T’was three weeks before Christmas, when all through the Ath, a thousand sat toiling over English and Math—browser tabs open to things they daren’t mention, in hopes their professors would grant them extensions.
Their spent heads were hung, dangling down from their necks, in thought of their lives, which they assumed utter wrecks. When on the Great Lawn, there arose such a clatter, they sprung from their desks to see who the hell interrupted quiet hours.
Away to the windows, they shot in a flash, tripped over each other in quite a mad dash. When, what to their wondering eyes should appear, but a secondhand Chevy and no reindeer. They all pushed and they shoved to see this great cause, and there on the lawn stood old Varner Claus.
“Now Heubeck! now, Merrick! now, Stimson and Bacon! On, Gamble! On, Conner, on Hooper! Awaken!” He called out to the past! he called out to the dead! He poured Goucher history all into their heads.
And then, in a sparkle, they heard in their minds, a million billion Goucher facts of all kinds. They knew in an instant of President Guth, of old Goucher Hall and of John Goucher’s youth.
“Oh, what a joke! Such a foul gift,” they all cried. And this hurt old Varner Claus a little inside.
So he went up to the roof and gave the following address:
“Attention, all. Hello. Yes. I’m not rhyming anymore. You’d be astonished how quickly it became such a chore. Er, anyway, I know you don’t like the gift I’ve given you all. That is, Goucher history forever in your brains. So, I’ll just tell you a story.”
“Oh jeez,” someone said.
“Philadelphia,” old Varner Claus continued, “Around 1850. John Van Meter is a young boy. His father has passed away, and his mother is left a widow at twenty-seven-years-old. With no husband, she and her two sons have little means. Out of necessity, she becomes a seamstress and a boarder. Every dime earned is saved for food, rent, and clothes and nothing more.

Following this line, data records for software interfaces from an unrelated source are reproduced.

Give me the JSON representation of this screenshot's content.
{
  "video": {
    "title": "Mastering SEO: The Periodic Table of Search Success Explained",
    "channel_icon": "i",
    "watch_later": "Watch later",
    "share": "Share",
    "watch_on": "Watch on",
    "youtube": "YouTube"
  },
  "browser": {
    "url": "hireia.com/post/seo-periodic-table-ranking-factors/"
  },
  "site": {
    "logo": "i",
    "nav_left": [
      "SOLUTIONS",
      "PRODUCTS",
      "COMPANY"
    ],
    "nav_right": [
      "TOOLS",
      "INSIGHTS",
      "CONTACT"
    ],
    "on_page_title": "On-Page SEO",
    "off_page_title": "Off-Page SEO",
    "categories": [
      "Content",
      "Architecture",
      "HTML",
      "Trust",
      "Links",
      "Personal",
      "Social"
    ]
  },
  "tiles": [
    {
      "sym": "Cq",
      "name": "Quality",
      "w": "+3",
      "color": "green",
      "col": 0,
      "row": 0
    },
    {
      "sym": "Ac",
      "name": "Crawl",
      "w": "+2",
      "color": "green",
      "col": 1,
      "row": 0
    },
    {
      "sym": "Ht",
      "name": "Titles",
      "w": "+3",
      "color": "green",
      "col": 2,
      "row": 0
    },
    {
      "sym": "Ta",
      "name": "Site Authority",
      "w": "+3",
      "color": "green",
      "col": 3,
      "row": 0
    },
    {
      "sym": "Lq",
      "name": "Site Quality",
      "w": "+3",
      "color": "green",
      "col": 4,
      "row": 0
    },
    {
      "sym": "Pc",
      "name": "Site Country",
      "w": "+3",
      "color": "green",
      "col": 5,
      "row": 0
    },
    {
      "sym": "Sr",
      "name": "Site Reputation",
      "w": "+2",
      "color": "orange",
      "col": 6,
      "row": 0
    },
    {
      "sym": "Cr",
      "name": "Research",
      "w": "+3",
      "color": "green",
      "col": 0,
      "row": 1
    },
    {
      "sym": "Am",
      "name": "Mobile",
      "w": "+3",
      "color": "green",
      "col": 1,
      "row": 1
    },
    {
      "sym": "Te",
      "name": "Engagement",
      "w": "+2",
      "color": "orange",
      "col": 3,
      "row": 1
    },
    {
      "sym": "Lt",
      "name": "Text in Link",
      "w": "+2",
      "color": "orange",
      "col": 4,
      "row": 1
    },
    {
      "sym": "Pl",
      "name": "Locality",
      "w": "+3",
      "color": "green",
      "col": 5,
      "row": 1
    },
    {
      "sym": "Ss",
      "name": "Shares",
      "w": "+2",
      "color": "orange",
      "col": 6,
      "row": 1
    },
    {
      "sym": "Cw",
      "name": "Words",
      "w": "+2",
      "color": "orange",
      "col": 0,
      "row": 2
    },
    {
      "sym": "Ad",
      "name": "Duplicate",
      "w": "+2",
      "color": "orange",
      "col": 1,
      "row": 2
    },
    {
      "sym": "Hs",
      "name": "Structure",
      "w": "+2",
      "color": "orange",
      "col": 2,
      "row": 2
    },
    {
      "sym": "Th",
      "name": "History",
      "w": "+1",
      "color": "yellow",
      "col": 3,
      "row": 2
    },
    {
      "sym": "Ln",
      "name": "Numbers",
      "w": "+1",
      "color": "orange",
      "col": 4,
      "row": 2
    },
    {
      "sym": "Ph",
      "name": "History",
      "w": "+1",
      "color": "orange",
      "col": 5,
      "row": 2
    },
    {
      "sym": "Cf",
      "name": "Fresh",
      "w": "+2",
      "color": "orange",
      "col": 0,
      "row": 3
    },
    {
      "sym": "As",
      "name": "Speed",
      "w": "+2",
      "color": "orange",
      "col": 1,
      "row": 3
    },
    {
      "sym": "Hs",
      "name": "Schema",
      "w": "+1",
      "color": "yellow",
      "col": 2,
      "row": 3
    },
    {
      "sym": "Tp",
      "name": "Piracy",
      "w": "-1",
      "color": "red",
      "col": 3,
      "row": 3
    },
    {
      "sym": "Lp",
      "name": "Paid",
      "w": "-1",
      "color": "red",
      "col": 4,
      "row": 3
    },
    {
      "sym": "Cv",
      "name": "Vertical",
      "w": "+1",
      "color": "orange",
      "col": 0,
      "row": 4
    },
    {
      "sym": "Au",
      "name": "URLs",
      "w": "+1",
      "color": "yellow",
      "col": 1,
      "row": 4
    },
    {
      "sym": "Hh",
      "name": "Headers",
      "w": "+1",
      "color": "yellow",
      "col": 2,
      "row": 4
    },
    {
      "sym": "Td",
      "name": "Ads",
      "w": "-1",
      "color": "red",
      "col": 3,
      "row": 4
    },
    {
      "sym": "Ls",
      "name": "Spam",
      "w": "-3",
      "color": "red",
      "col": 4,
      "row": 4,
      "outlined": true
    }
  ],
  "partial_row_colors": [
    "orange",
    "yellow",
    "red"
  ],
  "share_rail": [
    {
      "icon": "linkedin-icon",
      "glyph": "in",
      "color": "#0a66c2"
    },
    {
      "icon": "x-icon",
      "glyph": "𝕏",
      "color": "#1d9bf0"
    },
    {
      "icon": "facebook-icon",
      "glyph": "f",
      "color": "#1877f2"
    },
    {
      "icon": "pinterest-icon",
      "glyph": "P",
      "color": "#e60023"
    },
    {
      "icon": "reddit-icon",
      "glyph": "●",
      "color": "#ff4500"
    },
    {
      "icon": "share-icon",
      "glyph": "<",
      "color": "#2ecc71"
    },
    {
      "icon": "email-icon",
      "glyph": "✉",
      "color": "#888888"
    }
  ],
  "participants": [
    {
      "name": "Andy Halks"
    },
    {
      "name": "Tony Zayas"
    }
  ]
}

“Christmas time proves especially hard. ‘There must have been Christmases when her loving heart was wrung,’ said John Van Meter later in his life.
“But not always. Once, her heart was full. One Christmas, she managed to make a little extra. It wasn’t much, but it was something. The gift Van Meter received that Christmas was one he would cherish to the end of his life, a gift he ‘would not part with for its bulk in gold.’
It was a tiny china ornament, the trunk of a tree, at the foot of which sat a pond, on which swam a swan.
Of it, he once wrote:
‘After supper on Christmas Eve, my mother took a basket which I well remember and we went down Eighth Street…we went into a store. My brother was along and probably my aunt. There was a wonderful array of toys spread on shelves and counter and Tommy and myself were directed to select what we would like to have…the result of the selections was the swans for me and for Tommy, a very shaggy goat, also of china.
‘And now when on Christmas eve I see mothers humbly dressed bearing baskets and leading children by the hand, stopping and gazing into toy- filled windows with eager and wistful eyes I understand them — the mothers and the children— and comprehend the struggle in the mother’s heart between the Christmas spirit and the warnings of a slender purse. I also understand how little it takes to fill a child’s heart with joy.’”